The U.S. Labor Department is taking on long-term unemployment – which last month affected 3 million Americans – by issuing nearly $170 million in grants to help train, counsel and place job seekers.
Returning workers to long-jobs is "one of the most important pieces of unfinished business from the Great Recession," Labor Secretary Thomas E. Perez said during a conference call with reporters Tuesday.
Grants ranging from $3 million to $10 million were awarded to 23 partnerships in 20 states and Puerto Rico.
Recipients include collaborations between nonprofit groups, local governments and employers. Two are in California, including San Francisco Jewish Vocational Services Tech Start.
The program, developed with input from companies such as EBay,
Other projects will offer customized classroom sessions, financial counseling, child care support, healthcare, apprenticeships, resume coaching, mock interviews and more.
The ranks of the long-term unemployed, which include Americans who have gone jobless for at least 27 weeks, have shrunk by 900,000 people since December. That's 90% of the total drop in unemployment over the period.
Still, the demographic accounts for nearly a third of unsuccessful job seekers and is twice its pre-recession size.
Employers often pass over such candidates, wary that the gaps in their resumes will translate into rusty skills. Many of the long-term unemployed are older and face age discrimination from hiring managers.
And “that’s just plain old wrong,” Jeff Zients, director of the
Zients and Perez, who is considered a front-runner to replace Eric H. Holder Jr. as the nation's attorney general, are scheduled Wednesday to discuss hiring strategies with human resource officers from companies such as Citigroup Inc.,
The Office of Personnel Management is also issuing guidelines showing federal agencies how to add more long-term unemployed workers to their payrolls.

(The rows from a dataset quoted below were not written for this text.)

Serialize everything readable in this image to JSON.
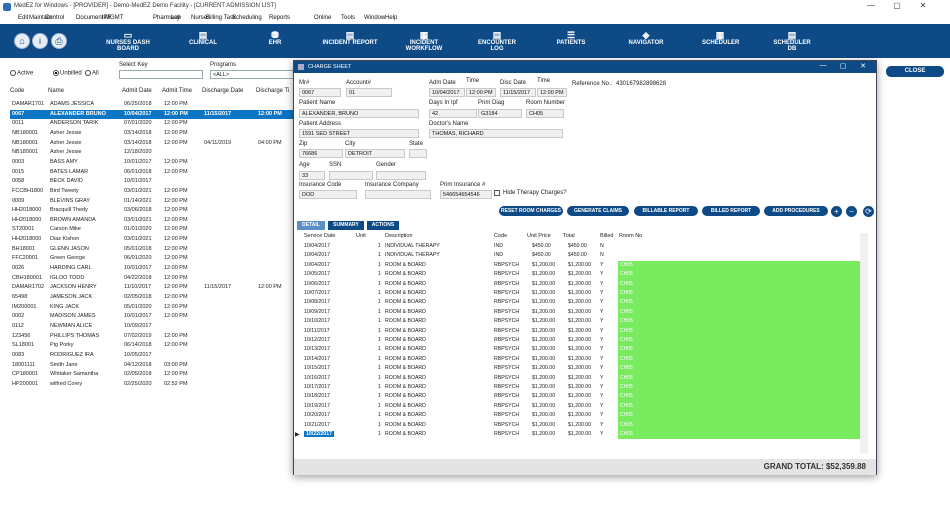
{
  "window": {
    "title": "MedEZ for Windows - [PROVIDER] - Demo-MedEZ Demo Facility - [CURRENT ADMISSION LIST]"
  },
  "menu": [
    "Edit",
    "Maintain",
    "Control",
    "Document MGMT",
    "IPF",
    "Pharmacy",
    "Lab",
    "Nurses",
    "Billing Task",
    "Scheduling",
    "Reports",
    "Online",
    "Tools",
    "Window",
    "Help"
  ],
  "toolbar": {
    "items": [
      "NURSES DASH BOARD",
      "CLINICAL",
      "EHR",
      "INCIDENT REPORT",
      "INCIDENT WORKFLOW",
      "ENCOUNTER LOG",
      "PATIENTS",
      "NAVIGATOR",
      "SCHEDULER",
      "SCHEDULER DB"
    ]
  },
  "filter": {
    "radios": [
      "Active",
      "Unbilled",
      "All"
    ],
    "selected": "Unbilled",
    "select_key_label": "Select Key",
    "programs_label": "Programs",
    "programs_value": "<ALL>"
  },
  "close_label": "CLOSE",
  "grid": {
    "headers": [
      "Code",
      "Name",
      "Admit Date",
      "Admit Time",
      "Discharge Date",
      "Discharge Ti"
    ],
    "rows": [
      [
        "DAMAR1701",
        "ADAMS JESSICA",
        "06/25/2018",
        "12:00 PM",
        "",
        ""
      ],
      [
        "0067",
        "ALEXANDER BRUNO",
        "10/04/2017",
        "12:00 PM",
        "11/15/2017",
        "12:00 PM"
      ],
      [
        "0011",
        "ANDERSON TARIK",
        "07/01/2020",
        "12:00 PM",
        "",
        ""
      ],
      [
        "NB180001",
        "Asher Jessie",
        "03/14/2018",
        "12:00 PM",
        "",
        ""
      ],
      [
        "NB180001",
        "Asher Jessie",
        "03/14/2018",
        "12:00 PM",
        "04/11/2019",
        "04:00 PM"
      ],
      [
        "NB180001",
        "Asher Jessie",
        "12/18/2020",
        "",
        "",
        ""
      ],
      [
        "0003",
        "BASS AMY",
        "10/01/2017",
        "12:00 PM",
        "",
        ""
      ],
      [
        "0015",
        "BATES LAMAR",
        "06/01/2018",
        "12:00 PM",
        "",
        ""
      ],
      [
        "0058",
        "BECK DAVID",
        "10/01/2017",
        "",
        "",
        ""
      ],
      [
        "FCCBH1800",
        "Bird Tweety",
        "03/01/2021",
        "12:00 PM",
        "",
        ""
      ],
      [
        "0009",
        "BLEVINS GRAY",
        "01/14/2021",
        "12:00 PM",
        "",
        ""
      ],
      [
        "HH2018000",
        "Bracquill Thedy",
        "03/06/2018",
        "12:00 PM",
        "",
        ""
      ],
      [
        "HH2018000",
        "BROWN AMANDA",
        "03/01/2021",
        "12:00 PM",
        "",
        ""
      ],
      [
        "ST20001",
        "Carson Mike",
        "01/01/2020",
        "12:00 PM",
        "",
        ""
      ],
      [
        "HH2018000",
        "Diaz Kishon",
        "03/01/2021",
        "12:00 PM",
        "",
        ""
      ],
      [
        "BH18001",
        "GLENN JASON",
        "05/01/2018",
        "12:00 PM",
        "",
        ""
      ],
      [
        "FFC20001",
        "Green George",
        "06/01/2020",
        "12:00 PM",
        "",
        ""
      ],
      [
        "0026",
        "HARDING CARL",
        "10/01/2017",
        "12:00 PM",
        "",
        ""
      ],
      [
        "CBH180001",
        "IGLOO TODD",
        "04/22/2018",
        "12:00 PM",
        "",
        ""
      ],
      [
        "DAMAR1702",
        "JACKSON HENRY",
        "11/10/2017",
        "12:00 PM",
        "11/15/2017",
        "12:00 PM"
      ],
      [
        "65498",
        "JAMESON JACK",
        "02/05/2018",
        "12:00 PM",
        "",
        ""
      ],
      [
        "IM200001",
        "KING JACK",
        "05/01/2020",
        "12:00 PM",
        "",
        ""
      ],
      [
        "0002",
        "MADISON JAMES",
        "10/01/2017",
        "12:00 PM",
        "",
        ""
      ],
      [
        "0112",
        "NEWMAN ALICE",
        "10/09/2017",
        "",
        "",
        ""
      ],
      [
        "123456",
        "PHILLIPS THOMAS",
        "07/02/2019",
        "12:00 PM",
        "",
        ""
      ],
      [
        "SL18001",
        "Pig Porky",
        "06/14/2018",
        "12:00 PM",
        "",
        ""
      ],
      [
        "0083",
        "RODRIGUEZ IRA",
        "10/05/2017",
        "",
        "",
        ""
      ],
      [
        "18001111",
        "Smith Jane",
        "04/12/2018",
        "03:00 PM",
        "",
        ""
      ],
      [
        "CP180001",
        "Whitaker Samantha",
        "02/05/2018",
        "12:00 PM",
        "",
        ""
      ],
      [
        "HP200001",
        "wilfred Corey",
        "02/25/2020",
        "02:52 PM",
        "",
        ""
      ]
    ]
  },
  "modal": {
    "title": "CHARGE SHEET",
    "reference_label": "Reference No.:",
    "reference_value": "430167982898628",
    "fields": {
      "mr_label": "Mr#",
      "mr": "0067",
      "account_label": "Account#",
      "account": "01",
      "admit_date_label": "Adm Date",
      "admit_date": "10/04/2017",
      "time_label": "Time",
      "admit_time": "12:00 PM",
      "disc_date_label": "Disc Date",
      "disc_date": "11/15/2017",
      "disc_time_label": "Time",
      "disc_time": "12:00 PM",
      "patient_name_label": "Patient Name",
      "patient_name": "ALEXANDER, BRUNO",
      "days_label": "Days In Ipf",
      "days": "42",
      "prim_diag_label": "Prim Diag",
      "prim_diag": "G3184",
      "room_label": "Room Number",
      "room": "CH05",
      "address_label": "Patient Address",
      "address": "1591 SED STREET",
      "doctor_label": "Doctor's Name",
      "doctor": "THOMAS, RICHARD",
      "zip_label": "Zip",
      "zip": "76686",
      "city_label": "City",
      "city": "DETROIT",
      "state_label": "State",
      "state": "",
      "age_label": "Age",
      "age": "33",
      "ssn_label": "SSN",
      "ssn": "",
      "gender_label": "Gender",
      "gender": "",
      "ins_code_label": "Insurance Code",
      "ins_code": "DOD",
      "ins_company_label": "Insurance Company",
      "ins_company": "",
      "prim_ins_label": "Prim Insurance #",
      "prim_ins": "546654654546",
      "hide_therapy_label": "Hide Therapy Charges?"
    },
    "buttons": [
      "RESET ROOM CHARGES",
      "GENERATE CLAIMS",
      "BILLABLE REPORT",
      "BILLED REPORT",
      "ADD PROCEDURES"
    ],
    "round_buttons": [
      "+",
      "−",
      "⟳"
    ],
    "tabs": [
      "DETAIL",
      "SUMMARY",
      "ACTIONS"
    ],
    "table": {
      "headers": [
        "Service Date",
        "Unit",
        "Description",
        "Code",
        "Unit Price",
        "Total",
        "Billed",
        "Room No"
      ],
      "rows": [
        [
          "10/04/2017",
          "1",
          "INDIVIDUAL THERAPY",
          "IND",
          "$450.00",
          "$450.00",
          "N",
          ""
        ],
        [
          "10/04/2017",
          "1",
          "INDIVIDUAL THERAPY",
          "IND",
          "$450.00",
          "$450.00",
          "N",
          ""
        ],
        [
          "10/04/2017",
          "1",
          "ROOM & BOARD",
          "RBPSYCH",
          "$1,200.00",
          "$1,200.00",
          "Y",
          "CH05"
        ],
        [
          "10/05/2017",
          "1",
          "ROOM & BOARD",
          "RBPSYCH",
          "$1,200.00",
          "$1,200.00",
          "Y",
          "CH05"
        ],
        [
          "10/06/2017",
          "1",
          "ROOM & BOARD",
          "RBPSYCH",
          "$1,200.00",
          "$1,200.00",
          "Y",
          "CH05"
        ],
        [
          "10/07/2017",
          "1",
          "ROOM & BOARD",
          "RBPSYCH",
          "$1,200.00",
          "$1,200.00",
          "Y",
          "CH05"
        ],
        [
          "10/08/2017",
          "1",
          "ROOM & BOARD",
          "RBPSYCH",
          "$1,200.00",
          "$1,200.00",
          "Y",
          "CH05"
        ],
        [
          "10/09/2017",
          "1",
          "ROOM & BOARD",
          "RBPSYCH",
          "$1,200.00",
          "$1,200.00",
          "Y",
          "CH05"
        ],
        [
          "10/10/2017",
          "1",
          "ROOM & BOARD",
          "RBPSYCH",
          "$1,200.00",
          "$1,200.00",
          "Y",
          "CH05"
        ],
        [
          "10/11/2017",
          "1",
          "ROOM & BOARD",
          "RBPSYCH",
          "$1,200.00",
          "$1,200.00",
          "Y",
          "CH05"
        ],
        [
          "10/12/2017",
          "1",
          "ROOM & BOARD",
          "RBPSYCH",
          "$1,200.00",
          "$1,200.00",
          "Y",
          "CH05"
        ],
        [
          "10/13/2017",
          "1",
          "ROOM & BOARD",
          "RBPSYCH",
          "$1,200.00",
          "$1,200.00",
          "Y",
          "CH05"
        ],
        [
          "10/14/2017",
          "1",
          "ROOM & BOARD",
          "RBPSYCH",
          "$1,200.00",
          "$1,200.00",
          "Y",
          "CH05"
        ],
        [
          "10/15/2017",
          "1",
          "ROOM & BOARD",
          "RBPSYCH",
          "$1,200.00",
          "$1,200.00",
          "Y",
          "CH05"
        ],
        [
          "10/16/2017",
          "1",
          "ROOM & BOARD",
          "RBPSYCH",
          "$1,200.00",
          "$1,200.00",
          "Y",
          "CH05"
        ],
        [
          "10/17/2017",
          "1",
          "ROOM & BOARD",
          "RBPSYCH",
          "$1,200.00",
          "$1,200.00",
          "Y",
          "CH05"
        ],
        [
          "10/18/2017",
          "1",
          "ROOM & BOARD",
          "RBPSYCH",
          "$1,200.00",
          "$1,200.00",
          "Y",
          "CH05"
        ],
        [
          "10/19/2017",
          "1",
          "ROOM & BOARD",
          "RBPSYCH",
          "$1,200.00",
          "$1,200.00",
          "Y",
          "CH05"
        ],
        [
          "10/20/2017",
          "1",
          "ROOM & BOARD",
          "RBPSYCH",
          "$1,200.00",
          "$1,200.00",
          "Y",
          "CH05"
        ],
        [
          "10/21/2017",
          "1",
          "ROOM & BOARD",
          "RBPSYCH",
          "$1,200.00",
          "$1,200.00",
          "Y",
          "CH05"
        ],
        [
          "10/22/2017",
          "1",
          "ROOM & BOARD",
          "RBPSYCH",
          "$1,200.00",
          "$1,200.00",
          "Y",
          "CH05"
        ]
      ]
    },
    "grand_total": "GRAND TOTAL: $52,359.88"
  },
  "colors": {
    "brand": "#0e4a86",
    "selected": "#0c75c4",
    "room_green": "#78ec5e"
  }
}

"In order for America to succeed in an increasingly competitive global economy, we can't afford to have qualified individuals stuck on the sidelines," said Zients, who said that long-term unemployed workers tend to perform just as well as other employees once they're hired.